I've never been very good at asking for help – even as a kid I would say "I can manage it on my own". When I was widowed, I hated asking for help even more.
Sometimes I just couldn't frame what I was asking for because I was so low. Sometimes I didn't want to face people. But sometimes it was pride – I was ashamed that I couldn’t do it on my own. It was also pride that I didn't want to ask people into the house. It was a mess – because of the amount of stuff there was, because I wasn't looking after it and myself, because I didn't have time as I threw myself so deeply into work as a way to cope.

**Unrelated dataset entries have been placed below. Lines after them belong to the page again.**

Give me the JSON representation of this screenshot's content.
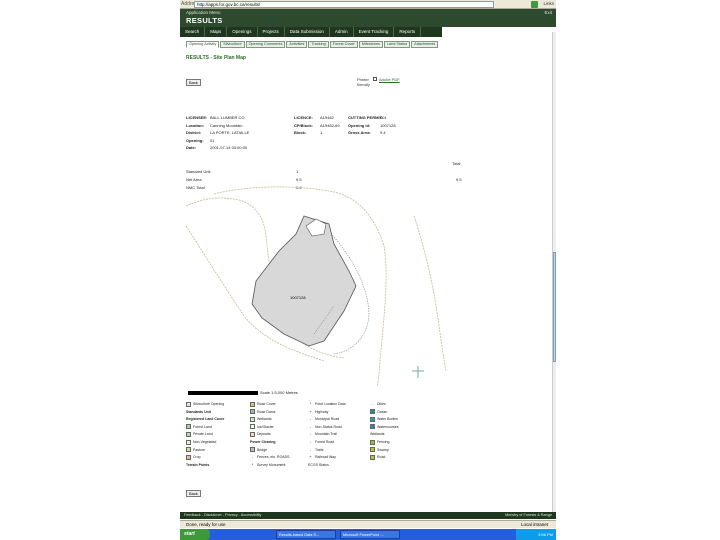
{
  "browser": {
    "address_label": "Address",
    "url": "http://apps.for.gov.bc.ca/results/",
    "links_label": "Links"
  },
  "app": {
    "breadcrumb": "Application Menu",
    "title": "RESULTS",
    "logout": "Exit"
  },
  "main_nav": [
    "Search",
    "Maps",
    "Openings",
    "Projects",
    "Data Submission",
    "Admin",
    "Event Tracking",
    "Reports"
  ],
  "sub_tabs": [
    "Opening Activity",
    "Silviculture",
    "Opening Comments",
    "Activities",
    "Tracking",
    "Forest Cover",
    "Milestones",
    "Land Status",
    "Attachments"
  ],
  "page_title": "RESULTS - Site Plan Map",
  "buttons": {
    "back_top": "Back",
    "back_bottom": "Back"
  },
  "print": {
    "label": "Printer friendly",
    "pdf_label": "Adobe PDF"
  },
  "info_rows": [
    [
      "LICENSEE:",
      "BALL LUMBER CO.",
      "LICENCE:",
      "A19482",
      "CUTTING PERMIT:",
      "001"
    ],
    [
      "Location:",
      "Canning Mountain",
      "CP/Block:",
      "A19482-69",
      "Opening id:",
      "1007128"
    ],
    [
      "District:",
      "LA PORTE, LATAILLE",
      "Block:",
      "1",
      "Gross Area:",
      "9.4"
    ],
    [
      "Opening:",
      "01",
      "",
      "",
      "",
      ""
    ],
    [
      "Date:",
      "2001-07-14 00:00:00",
      "",
      "",
      "",
      ""
    ]
  ],
  "stats": {
    "col_header": "Total",
    "rows": [
      [
        "Standard Unit",
        "1",
        ""
      ],
      [
        "Net Area",
        "9.5",
        "9.5"
      ],
      [
        "NMC Total",
        "0.4",
        ""
      ]
    ]
  },
  "map": {
    "polygon_label": "1007128"
  },
  "scale_label": "Scale 1:5,000 Metres",
  "legend": [
    {
      "label": "Silviculture Opening",
      "kind": "swatch",
      "color": "#e8e8e8"
    },
    {
      "label": "Road Cover",
      "kind": "swatch",
      "color": "#d8c080"
    },
    {
      "label": "Point Location Data",
      "kind": "symbol",
      "symbol": "*"
    },
    {
      "label": "Dikes",
      "kind": "line",
      "color": "#d8c080"
    },
    {
      "label": "Standards Unit",
      "kind": "bold",
      "color": "#333333"
    },
    {
      "label": "Road Dams",
      "kind": "swatch",
      "color": "#9fb89f"
    },
    {
      "label": "Highway",
      "kind": "symbol",
      "symbol": "+"
    },
    {
      "label": "Ocean",
      "kind": "swatch",
      "color": "#1f8f8f"
    },
    {
      "label": "Registered Land Cover",
      "kind": "bold",
      "color": "#333333"
    },
    {
      "label": "Wetlands",
      "kind": "swatch",
      "color": "#cfe6cf"
    },
    {
      "label": "Municipal Road",
      "kind": "symbol",
      "symbol": "-"
    },
    {
      "label": "Water Bodies",
      "kind": "swatch",
      "color": "#2f9f9f"
    },
    {
      "label": "Forest Land",
      "kind": "swatch",
      "color": "#a6cfa6"
    },
    {
      "label": "Ice/Glacier",
      "kind": "swatch",
      "color": "#f6f6e6"
    },
    {
      "label": "Non-Status Road",
      "kind": "symbol",
      "symbol": "-"
    },
    {
      "label": "Watercourses",
      "kind": "swatch",
      "color": "#3f7fbf"
    },
    {
      "label": "Private Land",
      "kind": "swatch",
      "color": "#b8d8b8"
    },
    {
      "label": "Deposits",
      "kind": "swatch",
      "color": "#f6d8a8"
    },
    {
      "label": "Mountain Trail",
      "kind": "symbol",
      "symbol": "-"
    },
    {
      "label": "Wetlands",
      "kind": "plain",
      "color": "#333333"
    },
    {
      "label": "Non-Vegetated",
      "kind": "swatch",
      "color": "#f0f0c8"
    },
    {
      "label": "Power Clearing",
      "kind": "bold",
      "color": "#333333"
    },
    {
      "label": "Forest Road",
      "kind": "symbol",
      "symbol": "-"
    },
    {
      "label": "Fencing",
      "kind": "swatch",
      "color": "#8fbf3f"
    },
    {
      "label": "Pasture",
      "kind": "swatch",
      "color": "#d8d8a8"
    },
    {
      "label": "Bridge",
      "kind": "swatch",
      "color": "#bbbbbb"
    },
    {
      "label": "Trails",
      "kind": "symbol",
      "symbol": "-"
    },
    {
      "label": "Swamp",
      "kind": "swatch",
      "color": "#bfbf3f"
    },
    {
      "label": "Crop",
      "kind": "swatch",
      "color": "#e0b8a0"
    },
    {
      "label": "Fences, etc. ROADS",
      "kind": "symbol",
      "symbol": "-"
    },
    {
      "label": "Railroad Way",
      "kind": "symbol",
      "symbol": "+"
    },
    {
      "label": "Road",
      "kind": "swatch",
      "color": "#a8c83f"
    },
    {
      "label": "Terrain Points",
      "kind": "bold",
      "color": "#333333"
    },
    {
      "label": "Survey Monument",
      "kind": "symbol",
      "symbol": "*"
    },
    {
      "label": "ECGS Status",
      "kind": "plain",
      "color": "#333333"
    }
  ],
  "footer": {
    "left": "Feedback  -  Disclaimer  -  Privacy  -  Accessibility",
    "right": "Ministry of Forests & Range"
  },
  "status_bar": {
    "left": "Done, ready for use",
    "right": "Local intranet"
  },
  "taskbar": {
    "start": "start",
    "tasks": [
      "Results-based Data S...",
      "Microsoft PowerPoint -..."
    ],
    "clock": "3:56 PM"
  }
}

Slowly, I learned that it really is okay to ask for help, and that there is no shame in asking. That helping makes people feel good, and it helps them to grieve too. And that refusing help can mean that people don't offer to help you, or others, in the future. I still don't find it easy, and I can be clumsy in asking, but I am a little better at it now.

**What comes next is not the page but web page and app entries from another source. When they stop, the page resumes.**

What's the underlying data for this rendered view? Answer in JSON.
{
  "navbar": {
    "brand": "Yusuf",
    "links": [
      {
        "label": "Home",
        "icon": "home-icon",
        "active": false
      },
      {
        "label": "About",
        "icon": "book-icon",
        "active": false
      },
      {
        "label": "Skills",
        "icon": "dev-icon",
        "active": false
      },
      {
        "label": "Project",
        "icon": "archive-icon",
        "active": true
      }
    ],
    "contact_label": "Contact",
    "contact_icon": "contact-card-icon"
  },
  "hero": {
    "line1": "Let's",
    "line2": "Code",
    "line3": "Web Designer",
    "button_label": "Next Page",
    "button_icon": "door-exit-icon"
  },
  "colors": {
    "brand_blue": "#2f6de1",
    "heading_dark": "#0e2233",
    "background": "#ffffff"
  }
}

Hearing "what can I do", especially in those first few blurred days and weeks, is such a hard question to answer. One of the most useful suggestions from a friend when Tim died was to get a pad of sticky notes and a pen and to write down what I needed help with, and stick the note up on the wall. Then when people asked, I could just direct them to the wall.

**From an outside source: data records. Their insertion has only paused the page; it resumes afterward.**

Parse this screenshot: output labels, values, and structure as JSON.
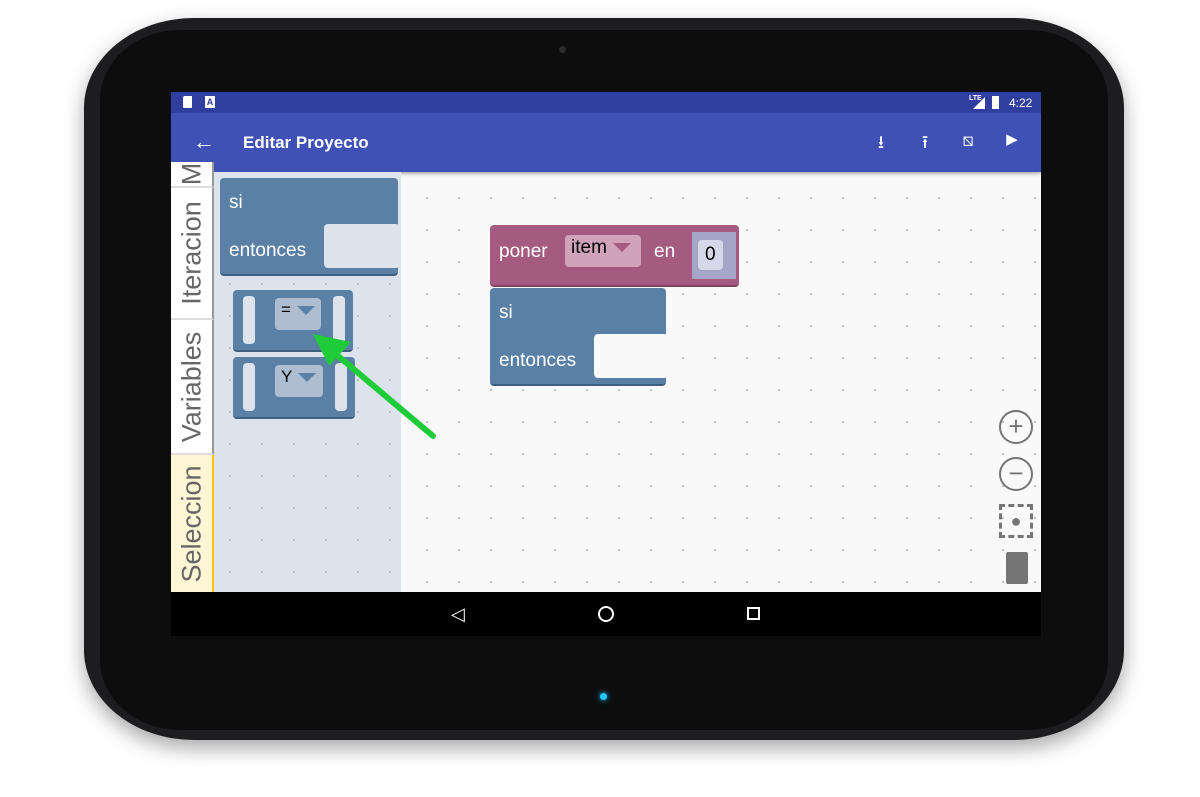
{
  "status_bar": {
    "time": "4:22",
    "network": "LTE",
    "icons": [
      "sd-card-icon",
      "a-notification-icon",
      "signal-icon",
      "battery-icon"
    ]
  },
  "app_bar": {
    "title": "Editar Proyecto",
    "actions": [
      "back-arrow-icon",
      "download-icon",
      "upload-icon",
      "clear-layers-icon",
      "play-icon"
    ]
  },
  "categories": [
    {
      "label": "M"
    },
    {
      "label": "Iteracion"
    },
    {
      "label": "Variables"
    },
    {
      "label": "Seleccion",
      "selected": true
    }
  ],
  "flyout": {
    "if_block": {
      "if_label": "si",
      "then_label": "entonces"
    },
    "compare_block": {
      "operator": "="
    },
    "logic_block": {
      "operator": "Y"
    }
  },
  "workspace": {
    "set_block": {
      "label": "poner",
      "variable": "item",
      "in_label": "en",
      "value": "0"
    },
    "if_block": {
      "if_label": "si",
      "then_label": "entonces"
    }
  },
  "colors": {
    "logic_block": "#5b80a5",
    "variable_block": "#a55b80",
    "annotation_arrow": "#1ecc3a",
    "selected_tab": "#ffc107"
  },
  "zoom_controls": [
    "zoom-in-icon",
    "zoom-out-icon",
    "recenter-icon",
    "trash-icon"
  ],
  "nav_bar": [
    "back-triangle-icon",
    "home-circle-icon",
    "recents-square-icon"
  ]
}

I was widowed at 50 when Tim, who I expected would be my happy-ever-after following a marriage break-up, died suddenly from heart failure linked to his type 2 diabetes. Though we'd known each other since our early 20s, we'd been married less than ten years.